DATA TO EXAMINE:

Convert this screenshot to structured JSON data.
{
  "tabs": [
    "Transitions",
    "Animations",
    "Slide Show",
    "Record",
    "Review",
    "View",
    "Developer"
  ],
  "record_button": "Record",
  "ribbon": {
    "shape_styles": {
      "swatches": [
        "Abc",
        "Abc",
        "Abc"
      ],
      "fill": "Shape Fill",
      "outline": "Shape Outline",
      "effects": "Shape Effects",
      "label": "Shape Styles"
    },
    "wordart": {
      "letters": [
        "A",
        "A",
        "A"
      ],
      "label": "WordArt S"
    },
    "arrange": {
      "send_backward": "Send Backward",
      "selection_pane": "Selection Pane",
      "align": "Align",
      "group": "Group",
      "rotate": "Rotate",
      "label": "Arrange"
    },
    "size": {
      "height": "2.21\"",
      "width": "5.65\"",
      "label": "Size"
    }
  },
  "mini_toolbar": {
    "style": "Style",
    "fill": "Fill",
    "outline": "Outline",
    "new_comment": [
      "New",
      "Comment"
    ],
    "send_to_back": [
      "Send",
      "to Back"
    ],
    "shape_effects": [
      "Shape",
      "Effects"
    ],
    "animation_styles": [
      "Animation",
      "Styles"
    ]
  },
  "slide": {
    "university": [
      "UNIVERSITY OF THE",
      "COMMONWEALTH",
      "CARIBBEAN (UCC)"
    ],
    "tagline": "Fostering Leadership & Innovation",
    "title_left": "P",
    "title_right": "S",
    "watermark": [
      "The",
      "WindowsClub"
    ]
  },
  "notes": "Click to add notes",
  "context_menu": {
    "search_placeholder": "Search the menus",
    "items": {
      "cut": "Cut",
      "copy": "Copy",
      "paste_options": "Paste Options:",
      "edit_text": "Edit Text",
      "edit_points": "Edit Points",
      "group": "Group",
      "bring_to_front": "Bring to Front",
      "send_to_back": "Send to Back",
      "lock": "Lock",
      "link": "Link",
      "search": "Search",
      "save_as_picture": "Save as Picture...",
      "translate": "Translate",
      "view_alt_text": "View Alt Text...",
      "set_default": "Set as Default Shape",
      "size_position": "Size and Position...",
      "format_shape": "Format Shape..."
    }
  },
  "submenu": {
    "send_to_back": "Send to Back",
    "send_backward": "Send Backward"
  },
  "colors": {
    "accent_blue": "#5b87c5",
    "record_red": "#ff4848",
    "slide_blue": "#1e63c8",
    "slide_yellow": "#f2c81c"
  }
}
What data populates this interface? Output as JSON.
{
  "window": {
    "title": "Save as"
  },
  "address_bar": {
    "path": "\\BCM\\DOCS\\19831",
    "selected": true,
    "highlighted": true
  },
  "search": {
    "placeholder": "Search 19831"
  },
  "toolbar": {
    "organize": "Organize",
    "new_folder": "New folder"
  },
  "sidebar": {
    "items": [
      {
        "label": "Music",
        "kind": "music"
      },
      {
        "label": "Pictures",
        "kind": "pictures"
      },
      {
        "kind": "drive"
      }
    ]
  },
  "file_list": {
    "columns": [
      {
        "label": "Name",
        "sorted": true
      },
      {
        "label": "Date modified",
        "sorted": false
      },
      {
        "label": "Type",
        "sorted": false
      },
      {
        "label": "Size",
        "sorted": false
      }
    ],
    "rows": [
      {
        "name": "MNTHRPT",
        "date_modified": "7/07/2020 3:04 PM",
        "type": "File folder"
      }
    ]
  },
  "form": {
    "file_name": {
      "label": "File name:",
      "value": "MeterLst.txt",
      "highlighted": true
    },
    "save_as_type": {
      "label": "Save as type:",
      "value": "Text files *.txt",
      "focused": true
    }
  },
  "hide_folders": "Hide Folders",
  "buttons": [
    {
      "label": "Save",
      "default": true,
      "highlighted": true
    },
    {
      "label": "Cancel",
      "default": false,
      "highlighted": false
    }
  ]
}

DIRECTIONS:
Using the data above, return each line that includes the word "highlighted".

OUTPUT FOR THIS TASK:
    "highlighted": true
      "highlighted": true
      "highlighted": true
      "highlighted": false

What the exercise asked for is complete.